In response to recent fires (in Australia and overseas) linked to combustible cladding materials, new laws will require Queensland building owners to complete a mandatory 'combustible cladding checklist'.

Commencing on 1 October 2018, the Building and Other Legislation (Cladding) Amendment Regulation 2018 requires building owners to provide the online checklist to the Queensland Building and Construction Commission (QBCC) by 29 March 2019.

Many privately-owned buildings (where at least 50% of the building is owned by a private entity) are affected, including residential apartment buildings, offices, shops, warehouses, manufacturing facilities, education facilities and other commercial buildings.

More specifically, the buildings affected are those approved after 1 January 1994 that are Class 2 to 9 buildings of either Type A or B construction. A list of the classifications under the Building Code of Australia can be found here.

Class 1 buildings (which include houses and other low-rise residential uses) and class 10 buildings (including garages, swimming pools and sheds) are excluded from the new requirements.

The new Non-Confirming Building Products Audit Taskforce estimates that up to 12,000 privately owned buildings in Queensland may be subject to the new laws, with 10% of those likely to require detailed assessment.

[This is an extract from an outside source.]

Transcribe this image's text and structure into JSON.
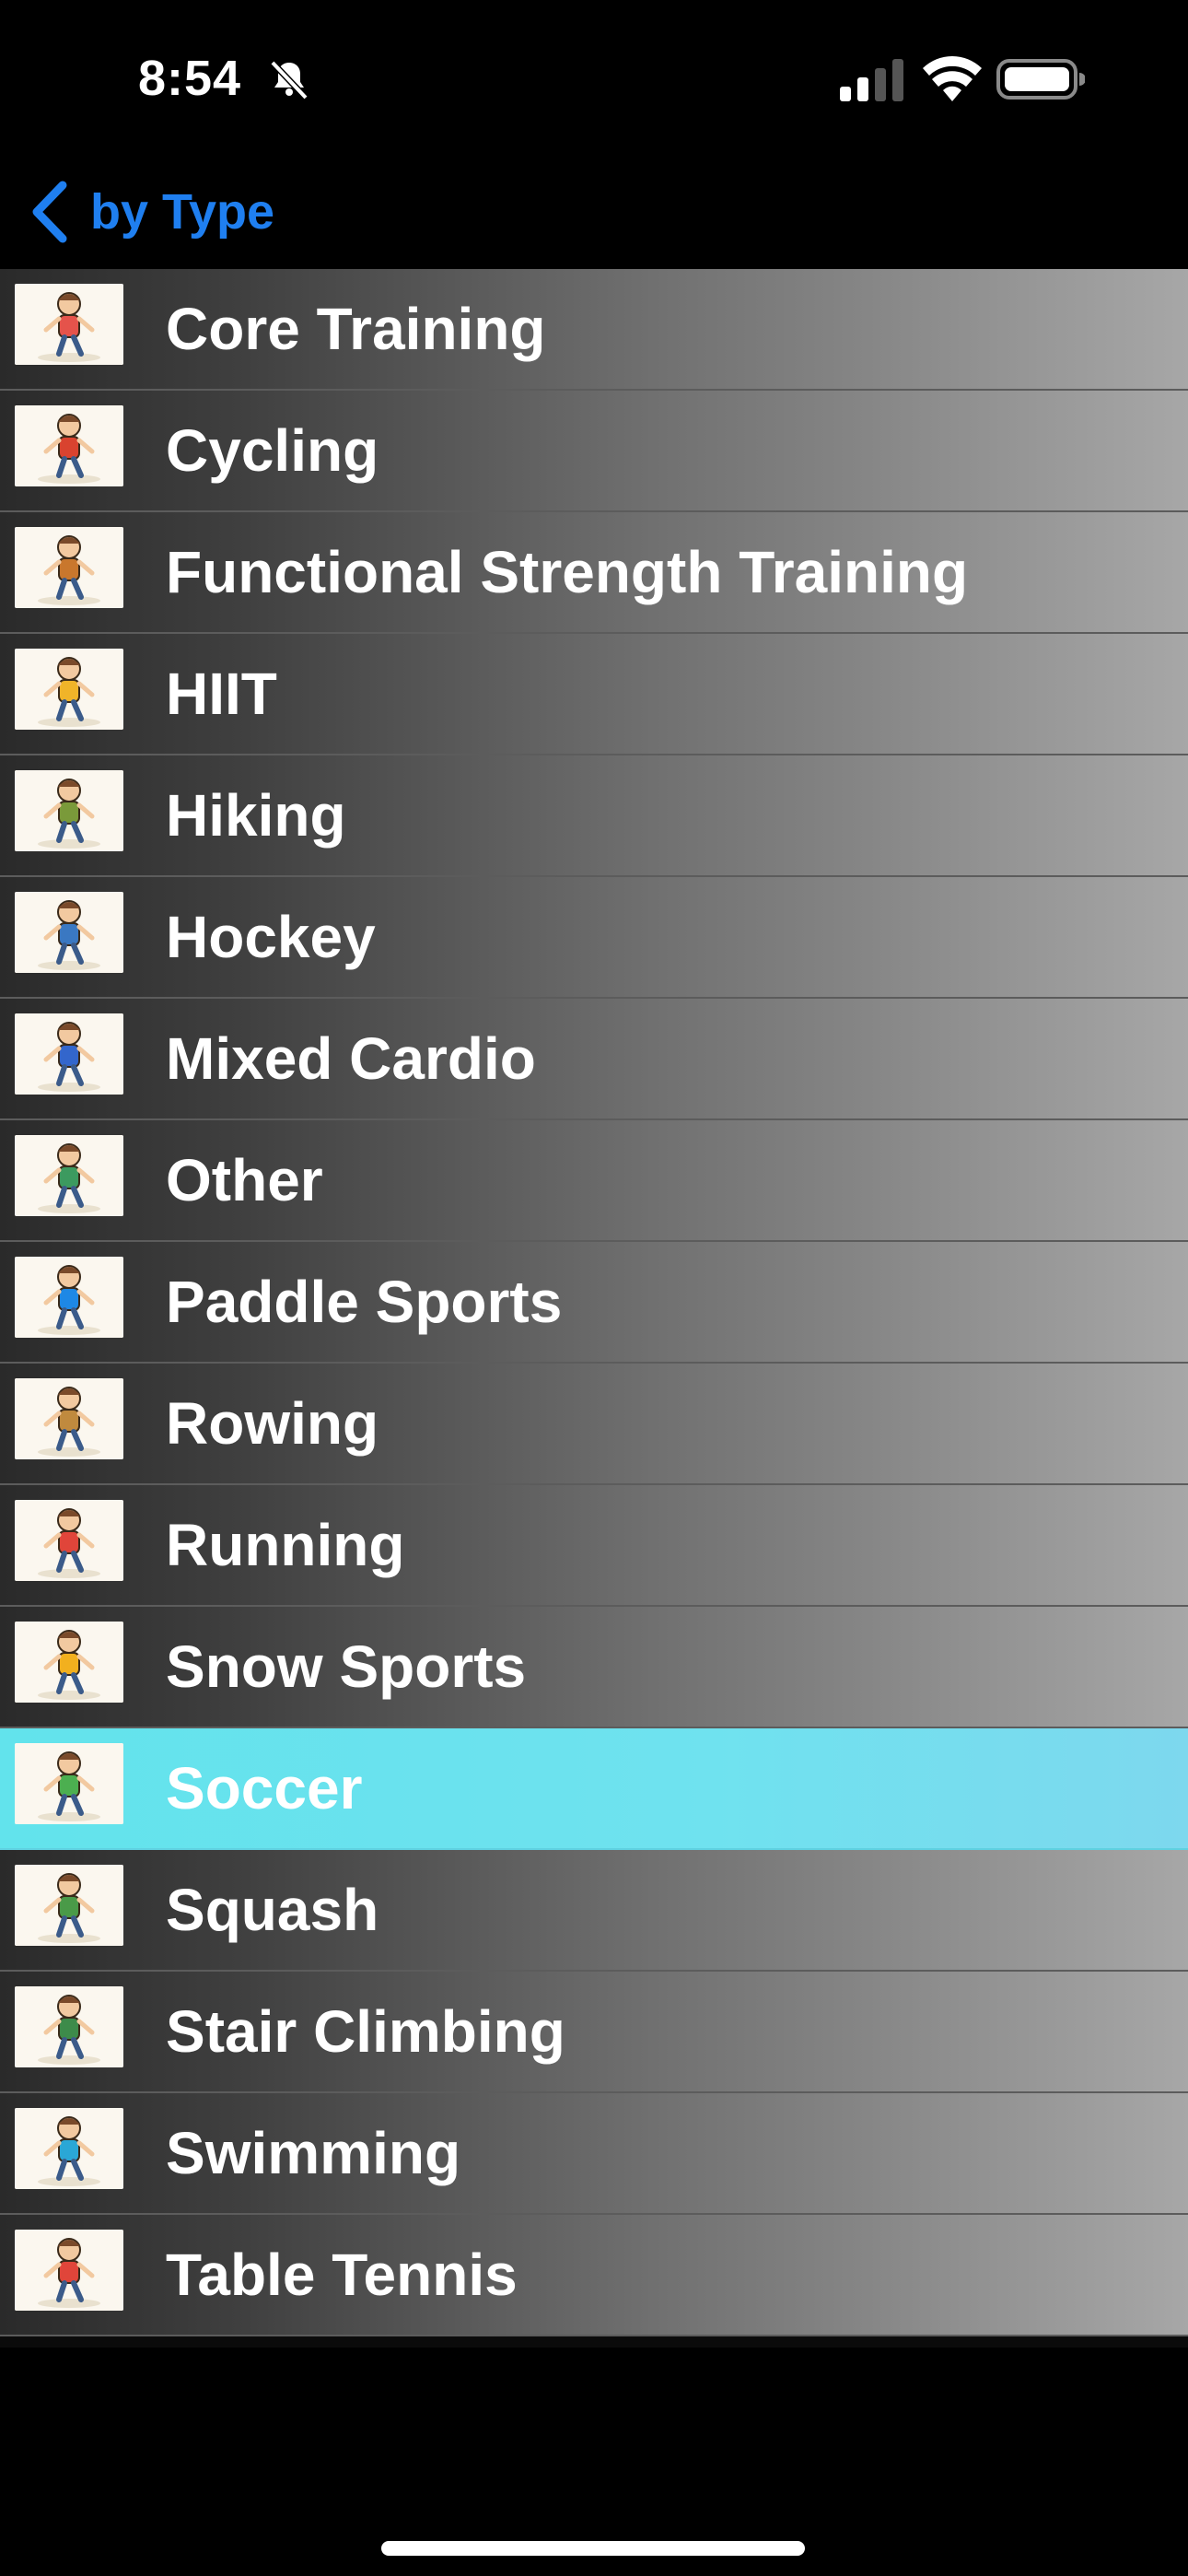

If the online checklist identifies a risk of combustible cladding, owners will be required to complete a further checklist and obtain evidence from building and fire safety experts. Further, if a building is found to be at risk, there will be a likely flow-on disclosure effect to owners, tenants and potential purchasers. Building insurers may also take an interest in the assessments.

Failing to comply with each of the new obligations is an offence carrying significant penalties (potentially tens of thousands of dollars) and could also result in:

  • increased liability for owners and other responsible persons (such as company directors) in the event of damage to people and property caused by combustible cladding
  • difficulty selling properties that have not been properly assessed
  • insurance coverage implications and premium increases
  • breaches of work place health and safety requirements, which can carry strict liability for company directors and managers.

© Cooper Grace Ward Lawyers

Cooper Grace Ward is a leading Australian law firm based in Brisbane.

This publication is for information only and is not legal advice. You should obtain advice that is specific to your circumstances and not rely on this publication as legal advice. If there are any issues you would like us to advise you on arising from this publication, please contact Cooper Grace Ward Lawyers.